- _Task_:
Make an exact copy of all the entries, but do not reproduce the pictures.
***** Supplied records *****
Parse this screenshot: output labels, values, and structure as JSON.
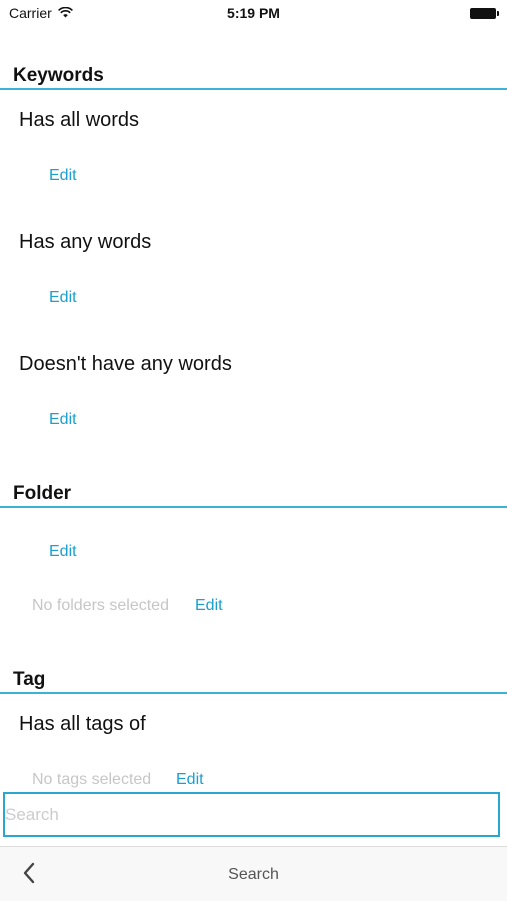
{
  "status_bar": {
    "carrier": "Carrier",
    "time": "5:19 PM",
    "wifi_icon": "wifi-icon",
    "battery_icon": "battery-icon"
  },
  "keywords": {
    "header": "Keywords",
    "has_all_words": {
      "label": "Has all words",
      "edit": "Edit"
    },
    "has_any_words": {
      "label": "Has any words",
      "edit": "Edit"
    },
    "doesnt_have_words": {
      "label": "Doesn't have any words",
      "edit": "Edit"
    }
  },
  "folder": {
    "header": "Folder",
    "edit": "Edit",
    "empty_text": "No folders selected",
    "empty_edit": "Edit"
  },
  "tag": {
    "header": "Tag",
    "has_all_tags": {
      "label": "Has all tags of"
    },
    "empty_text": "No tags selected",
    "empty_edit": "Edit"
  },
  "search": {
    "placeholder": "Search",
    "value": ""
  },
  "bottom_bar": {
    "title": "Search",
    "back_icon": "chevron-left-icon"
  },
  "colors": {
    "accent": "#1a9fcf",
    "divider": "#3bb3d9",
    "placeholder": "#c6c6c6"
  }
}
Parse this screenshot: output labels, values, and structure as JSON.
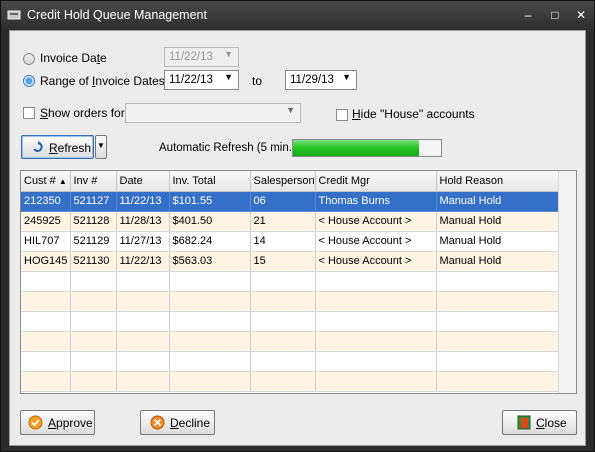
{
  "window": {
    "title": "Credit Hold Queue Management",
    "minimize": "–",
    "maximize": "□",
    "close": "✕"
  },
  "filters": {
    "invoice_date_label_pre": "Invoice Da",
    "invoice_date_label_u": "t",
    "invoice_date_label_post": "e",
    "invoice_date_value": "11/22/13",
    "range_label_pre": "Range of ",
    "range_label_u": "I",
    "range_label_post": "nvoice Dates",
    "range_from": "11/22/13",
    "to_label": "to",
    "range_to": "11/29/13",
    "show_orders_u": "S",
    "show_orders_post": "how orders for:",
    "show_orders_value": "",
    "hide_house_u": "H",
    "hide_house_post": "ide \"House\" accounts"
  },
  "toolbar": {
    "refresh_u": "R",
    "refresh_post": "efresh",
    "auto_refresh_label": "Automatic Refresh (5 min.)",
    "auto_refresh_progress": 0.85
  },
  "grid": {
    "columns": [
      "Cust #",
      "Inv #",
      "Date",
      "Inv. Total",
      "Salesperson",
      "Credit Mgr",
      "Hold Reason"
    ],
    "sort_indicator": "▲",
    "rows": [
      [
        "212350",
        "521127",
        "11/22/13",
        "$101.55",
        "06",
        "Thomas Burns",
        "Manual Hold"
      ],
      [
        "245925",
        "521128",
        "11/28/13",
        "$401.50",
        "21",
        "< House Account >",
        "Manual Hold"
      ],
      [
        "HIL707",
        "521129",
        "11/27/13",
        "$682.24",
        "14",
        "< House Account >",
        "Manual Hold"
      ],
      [
        "HOG145",
        "521130",
        "11/22/13",
        "$563.03",
        "15",
        "< House Account >",
        "Manual Hold"
      ]
    ],
    "selected_row": 0,
    "empty_rows": 6
  },
  "footer": {
    "approve_u": "A",
    "approve_post": "pprove",
    "decline_u": "D",
    "decline_post": "ecline",
    "close_u": "C",
    "close_post": "lose"
  },
  "colors": {
    "selection": "#3470c8",
    "progress": "#22c422",
    "alt_row": "#fdf3e3"
  }
}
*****
- _Solution to the exercise_:
Parse this screenshot: output labels, values, and structure as JSON.
{
  "status_bar": {
    "carrier": "Carrier",
    "time": "5:19 PM",
    "wifi_icon": "wifi-icon",
    "battery_icon": "battery-icon"
  },
  "keywords": {
    "header": "Keywords",
    "has_all_words": {
      "label": "Has all words",
      "edit": "Edit"
    },
    "has_any_words": {
      "label": "Has any words",
      "edit": "Edit"
    },
    "doesnt_have_words": {
      "label": "Doesn't have any words",
      "edit": "Edit"
    }
  },
  "folder": {
    "header": "Folder",
    "edit": "Edit",
    "empty_text": "No folders selected",
    "empty_edit": "Edit"
  },
  "tag": {
    "header": "Tag",
    "has_all_tags": {
      "label": "Has all tags of"
    },
    "empty_text": "No tags selected",
    "empty_edit": "Edit"
  },
  "search": {
    "placeholder": "Search",
    "value": ""
  },
  "bottom_bar": {
    "title": "Search",
    "back_icon": "chevron-left-icon"
  },
  "colors": {
    "accent": "#1a9fcf",
    "divider": "#3bb3d9",
    "placeholder": "#c6c6c6"
  }
}
Parse this screenshot: output labels, values, and structure as JSON.
{
  "window": {
    "title": "Credit Hold Queue Management",
    "minimize": "–",
    "maximize": "□",
    "close": "✕"
  },
  "filters": {
    "invoice_date_label_pre": "Invoice Da",
    "invoice_date_label_u": "t",
    "invoice_date_label_post": "e",
    "invoice_date_value": "11/22/13",
    "range_label_pre": "Range of ",
    "range_label_u": "I",
    "range_label_post": "nvoice Dates",
    "range_from": "11/22/13",
    "to_label": "to",
    "range_to": "11/29/13",
    "show_orders_u": "S",
    "show_orders_post": "how orders for:",
    "show_orders_value": "",
    "hide_house_u": "H",
    "hide_house_post": "ide \"House\" accounts"
  },
  "toolbar": {
    "refresh_u": "R",
    "refresh_post": "efresh",
    "auto_refresh_label": "Automatic Refresh (5 min.)",
    "auto_refresh_progress": 0.85
  },
  "grid": {
    "columns": [
      "Cust #",
      "Inv #",
      "Date",
      "Inv. Total",
      "Salesperson",
      "Credit Mgr",
      "Hold Reason"
    ],
    "sort_indicator": "▲",
    "rows": [
      [
        "212350",
        "521127",
        "11/22/13",
        "$101.55",
        "06",
        "Thomas Burns",
        "Manual Hold"
      ],
      [
        "245925",
        "521128",
        "11/28/13",
        "$401.50",
        "21",
        "< House Account >",
        "Manual Hold"
      ],
      [
        "HIL707",
        "521129",
        "11/27/13",
        "$682.24",
        "14",
        "< House Account >",
        "Manual Hold"
      ],
      [
        "HOG145",
        "521130",
        "11/22/13",
        "$563.03",
        "15",
        "< House Account >",
        "Manual Hold"
      ]
    ],
    "selected_row": 0,
    "empty_rows": 6
  },
  "footer": {
    "approve_u": "A",
    "approve_post": "pprove",
    "decline_u": "D",
    "decline_post": "ecline",
    "close_u": "C",
    "close_post": "lose"
  },
  "colors": {
    "selection": "#3470c8",
    "progress": "#22c422",
    "alt_row": "#fdf3e3"
  }
}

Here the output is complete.